Prism Solar Technologies in Highland, NY has innovated a breakthrough holographic thin-film (Holographic Planar Concentrator™) that makes possible a very parsimonious use of crystalline PV cells to counteract that problem for Northern regions.
This brings the cost down to $1 a watt.
Each of their solar modules is actually made up of both crystalline PV and their unique holographic thin-film. The thin-film strips diffract both direct and reflected energy to the PV cell strips integrated between strips of thin-film. Solar modules made in this way are cheaper because they use 50-72% less silicon to make the same energy. This PDF is very informative.
The modules use light from any direction, even from the back.
When mounted on a white roof, the bi-facial modules can generate as much as 30% more energy, because the thin-film picks up from the back surface as well. It can receive light both directions. With the thin-film bouncing irradiance back, the PV is getting two and a half to three and a half times more light, even when the sun is at low angles.
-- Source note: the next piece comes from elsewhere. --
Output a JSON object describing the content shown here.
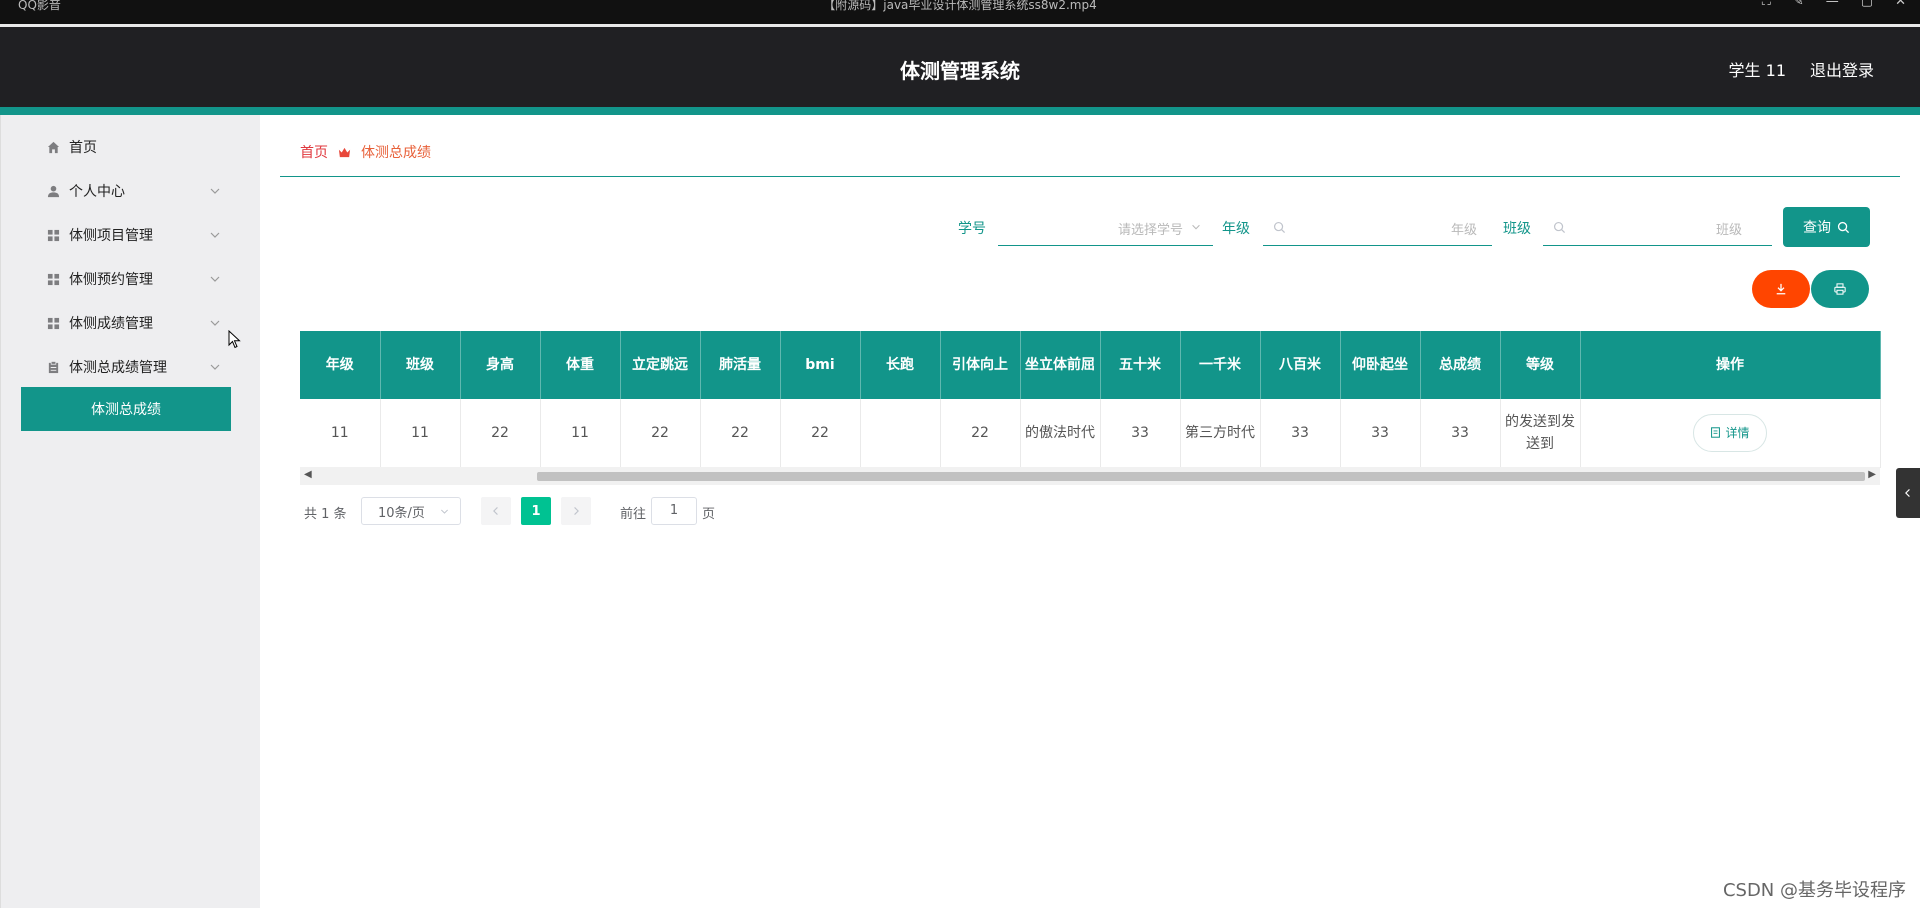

Here are the advantages of Holographic Planar Concentrator™ (HPC) technology:
- Less silicon reduces cost per watt
- Passive tracking from holographic effect produces more energy from diffuse and reflected light.
- Cooler operation than conventional PV module, most unusable light passes through module without being turned into heat.
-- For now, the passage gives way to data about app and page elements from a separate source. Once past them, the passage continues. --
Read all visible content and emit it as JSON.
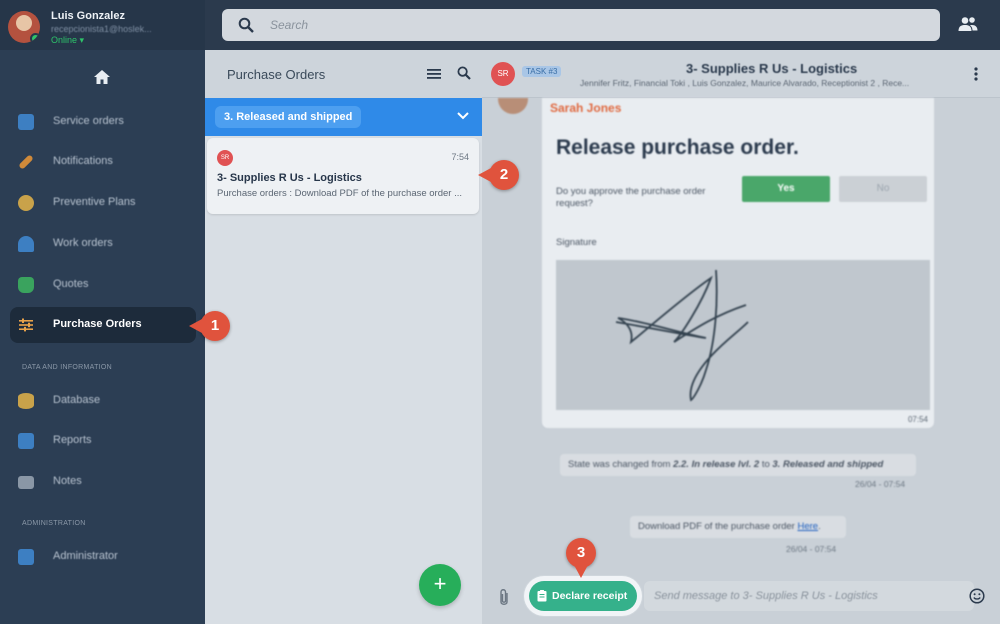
{
  "user": {
    "name": "Luis Gonzalez",
    "email": "recepcionista1@hoslek...",
    "status": "Online"
  },
  "search": {
    "placeholder": "Search"
  },
  "sidebar": {
    "items": [
      {
        "label": "Service orders",
        "icon": "briefcase-icon",
        "color": "#3d7fc2"
      },
      {
        "label": "Notifications",
        "icon": "wrench-icon",
        "color": "#d08a3a"
      },
      {
        "label": "Preventive Plans",
        "icon": "gear-icon",
        "color": "#c9a24a"
      },
      {
        "label": "Work orders",
        "icon": "worker-icon",
        "color": "#3d7fc2"
      },
      {
        "label": "Quotes",
        "icon": "money-bag-icon",
        "color": "#3aa35e"
      },
      {
        "label": "Purchase Orders",
        "icon": "sliders-icon",
        "color": "#d08a3a",
        "active": true
      }
    ],
    "section_data": "DATA AND INFORMATION",
    "data_items": [
      {
        "label": "Database",
        "icon": "database-icon",
        "color": "#c9a24a"
      },
      {
        "label": "Reports",
        "icon": "report-icon",
        "color": "#3d7fc2"
      },
      {
        "label": "Notes",
        "icon": "folder-icon",
        "color": "#8a97a6"
      }
    ],
    "section_admin": "ADMINISTRATION",
    "admin_items": [
      {
        "label": "Administrator",
        "icon": "admin-icon",
        "color": "#3d7fc2"
      }
    ]
  },
  "po_list": {
    "title": "Purchase Orders",
    "group": "3. Released and shipped",
    "card": {
      "avatar": "SR",
      "time": "7:54",
      "title": "3- Supplies R Us - Logistics",
      "preview": "Purchase orders : Download PDF of the purchase order ..."
    },
    "fab": "+"
  },
  "chat": {
    "avatar": "SR",
    "task": "TASK #3",
    "title": "3- Supplies R Us - Logistics",
    "participants": "Jennifer Fritz, Financial Toki , Luis Gonzalez, Maurice Alvarado, Receptionist 2 , Rece...",
    "message": {
      "sender": "Sarah Jones",
      "heading": "Release purchase order.",
      "question": "Do you approve the purchase order request?",
      "yes": "Yes",
      "no": "No",
      "signature_label": "Signature",
      "time": "07:54"
    },
    "state_change": {
      "prefix": "State was changed from ",
      "from": "2.2. In release lvl. 2",
      "to_word": " to ",
      "to": "3. Released and shipped",
      "time": "26/04 - 07:54"
    },
    "download": {
      "text": "Download PDF of the purchase order ",
      "link": "Here",
      "suffix": ".",
      "time": "26/04 - 07:54"
    },
    "declare_button": "Declare receipt",
    "input_placeholder": "Send message to 3- Supplies R Us - Logistics"
  },
  "callouts": [
    "1",
    "2",
    "3"
  ],
  "colors": {
    "accent": "#2f8ae8",
    "callout": "#e0533d",
    "declare": "#35b18b",
    "yes": "#4aa76a"
  }
}
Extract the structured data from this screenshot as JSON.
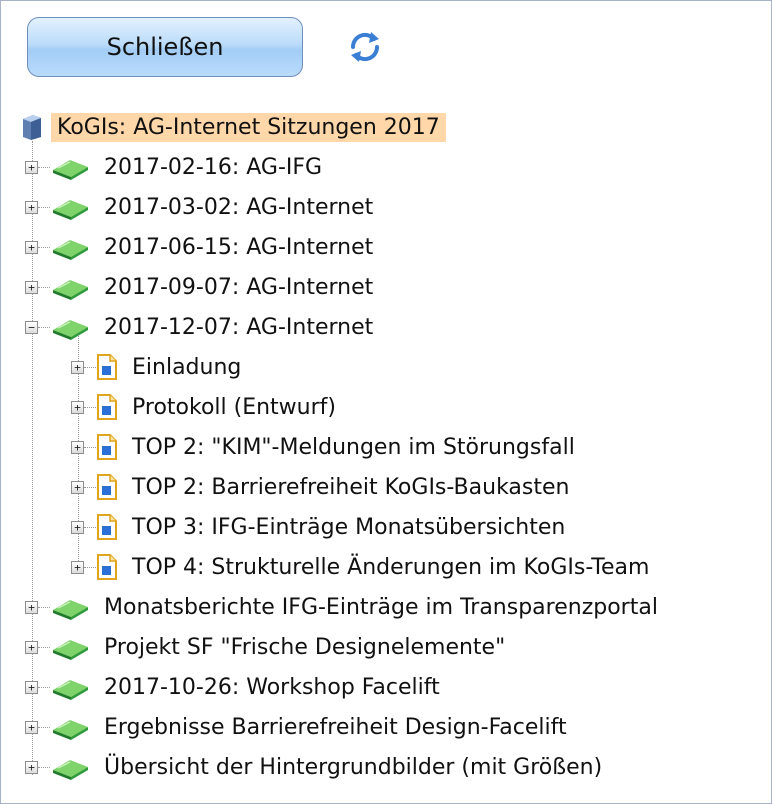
{
  "toolbar": {
    "close_label": "Schließen",
    "refresh_icon": "refresh-icon"
  },
  "tree": {
    "root": {
      "label": "KoGIs: AG-Internet Sitzungen 2017",
      "icon": "database-icon",
      "selected": true
    },
    "folders_before": [
      {
        "label": "2017-02-16: AG-IFG",
        "expanded": false
      },
      {
        "label": "2017-03-02: AG-Internet",
        "expanded": false
      },
      {
        "label": "2017-06-15: AG-Internet",
        "expanded": false
      },
      {
        "label": "2017-09-07: AG-Internet",
        "expanded": false
      }
    ],
    "open_folder": {
      "label": "2017-12-07: AG-Internet",
      "expanded": true,
      "documents": [
        {
          "label": "Einladung"
        },
        {
          "label": "Protokoll (Entwurf)"
        },
        {
          "label": "TOP 2: \"KIM\"-Meldungen im Störungsfall"
        },
        {
          "label": "TOP 2: Barrierefreiheit KoGIs-Baukasten"
        },
        {
          "label": "TOP 3: IFG-Einträge Monatsübersichten"
        },
        {
          "label": "TOP 4: Strukturelle Änderungen im KoGIs-Team"
        }
      ]
    },
    "folders_after": [
      {
        "label": "Monatsberichte IFG-Einträge im Transparenzportal",
        "expanded": false
      },
      {
        "label": "Projekt SF \"Frische Designelemente\"",
        "expanded": false
      },
      {
        "label": "2017-10-26: Workshop Facelift",
        "expanded": false
      },
      {
        "label": "Ergebnisse Barrierefreiheit Design-Facelift",
        "expanded": false
      },
      {
        "label": "Übersicht der Hintergrundbilder (mit Größen)",
        "expanded": false
      }
    ]
  },
  "colors": {
    "selection": "#ffd7a8",
    "button_top": "#e3f1ff",
    "button_bottom": "#a3cdf6",
    "folder_green": "#2f9a3a",
    "doc_yellow": "#f2c33a",
    "doc_blue": "#2a6fd6"
  }
}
- Bifacial PV cells can increase module performance when mounted over a reflective surface.
- Lower embodied energy, the energy required to manufacture the HPC film is much less than that required to mine and process silicon.
This video explains how the PRISM holographic solar increases the efficiency by capturing even low angle light . In HPC modules the PV cells are diced into narrow strings to be placed between rows of HPC film. Dicing and finishing the strings improves electrical flow, adding another 3/4% efficiency over full-size cells.
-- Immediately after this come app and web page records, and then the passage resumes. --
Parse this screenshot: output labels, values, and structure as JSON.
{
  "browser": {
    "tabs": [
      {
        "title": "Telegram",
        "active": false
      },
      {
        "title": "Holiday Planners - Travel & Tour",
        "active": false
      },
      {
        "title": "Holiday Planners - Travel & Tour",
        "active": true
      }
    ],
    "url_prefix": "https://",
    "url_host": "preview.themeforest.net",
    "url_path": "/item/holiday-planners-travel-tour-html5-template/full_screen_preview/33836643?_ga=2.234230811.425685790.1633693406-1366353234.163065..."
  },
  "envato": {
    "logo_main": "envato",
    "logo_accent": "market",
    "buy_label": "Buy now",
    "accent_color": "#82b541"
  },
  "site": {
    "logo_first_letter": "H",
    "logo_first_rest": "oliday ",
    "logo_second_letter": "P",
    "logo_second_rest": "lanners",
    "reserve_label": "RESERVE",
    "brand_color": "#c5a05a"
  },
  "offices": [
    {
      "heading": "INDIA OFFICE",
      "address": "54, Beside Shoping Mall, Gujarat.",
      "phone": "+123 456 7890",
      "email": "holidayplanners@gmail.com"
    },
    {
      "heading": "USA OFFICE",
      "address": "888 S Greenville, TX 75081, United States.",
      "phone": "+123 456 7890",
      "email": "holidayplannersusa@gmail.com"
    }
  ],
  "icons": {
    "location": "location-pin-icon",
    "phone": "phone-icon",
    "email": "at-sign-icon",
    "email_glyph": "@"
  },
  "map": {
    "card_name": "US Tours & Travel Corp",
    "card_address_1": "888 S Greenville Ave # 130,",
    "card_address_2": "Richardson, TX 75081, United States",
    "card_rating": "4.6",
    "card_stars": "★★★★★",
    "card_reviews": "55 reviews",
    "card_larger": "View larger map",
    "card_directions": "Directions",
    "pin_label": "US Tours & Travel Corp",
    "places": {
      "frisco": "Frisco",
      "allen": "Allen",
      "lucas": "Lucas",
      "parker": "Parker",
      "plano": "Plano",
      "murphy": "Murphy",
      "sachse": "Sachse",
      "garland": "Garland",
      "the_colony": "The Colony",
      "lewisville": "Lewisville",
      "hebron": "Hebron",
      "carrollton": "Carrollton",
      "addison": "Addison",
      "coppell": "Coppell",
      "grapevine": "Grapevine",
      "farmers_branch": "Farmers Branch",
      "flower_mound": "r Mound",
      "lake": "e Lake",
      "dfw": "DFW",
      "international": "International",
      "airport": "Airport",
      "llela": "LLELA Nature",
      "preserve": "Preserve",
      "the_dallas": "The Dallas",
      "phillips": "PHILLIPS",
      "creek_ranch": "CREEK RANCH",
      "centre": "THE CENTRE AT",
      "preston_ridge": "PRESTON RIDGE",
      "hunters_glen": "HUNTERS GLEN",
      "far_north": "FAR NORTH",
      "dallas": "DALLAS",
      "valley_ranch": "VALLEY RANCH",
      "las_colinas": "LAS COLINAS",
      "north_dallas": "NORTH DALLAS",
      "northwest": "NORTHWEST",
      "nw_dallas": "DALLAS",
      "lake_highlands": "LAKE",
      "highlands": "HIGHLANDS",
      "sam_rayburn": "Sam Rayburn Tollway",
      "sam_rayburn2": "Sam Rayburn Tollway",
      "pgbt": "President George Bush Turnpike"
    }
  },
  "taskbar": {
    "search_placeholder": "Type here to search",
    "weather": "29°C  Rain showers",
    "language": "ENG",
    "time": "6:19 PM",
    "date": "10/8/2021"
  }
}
An array of these modules can be mounted in any direction – even North.
Its passive tracking can work in any orientation. This means roofs that are slanted in the wrong direction for solar, such as north-sloping roofs, could also now be used to make energy. Arrays mounted on the wrong angle will be up to 30% more inefficient, depending on how steep the angle is, and how much it faces true North.
Normally, an incorrect roof orientation makes solar on the wrong roof prohibitively costly, as it takes more panels to do the same work. Prism’s approach solves that problem, as it levels the playing field for those whose roofs are not perfect.
Even vertical walls can be used.
Windows could be comprised of these holographic modules. This could be integrated into buildings designed from the start to generate electricity. Buildings create 35% of our greenhouse gases by requiring fossil-fueled electricity.
Buildings designed with this technology from the start can be Net-Zero – buildings that need no fossil energy and generate no greenhouse gases, even if you don’t live in the desert. And if you do, solar just got a lot cheaper, for you too.
Image: Prism Solar Technology
Source: Sun Volt
Susan Kraemer writes at CleanTechnica, CSP-Today, PV-Insider , SmartGridUpdate and GreenProphet and has been published at Ecoseed, NRDC OnEarth, MatterNetwork, Celsius, EnergyNow and Scientific American. As a former serial entrepreneur in product design she brings an innovator's perspective on inventing a carbon-constrained civilization: If necessity is the mother of invention: solving climate change is the mother of all necessities! As a lover of history and sci fi, she enjoys chronicling the strange future we are creating in these interesting times. Follow Susan @dotcommodity on twitter.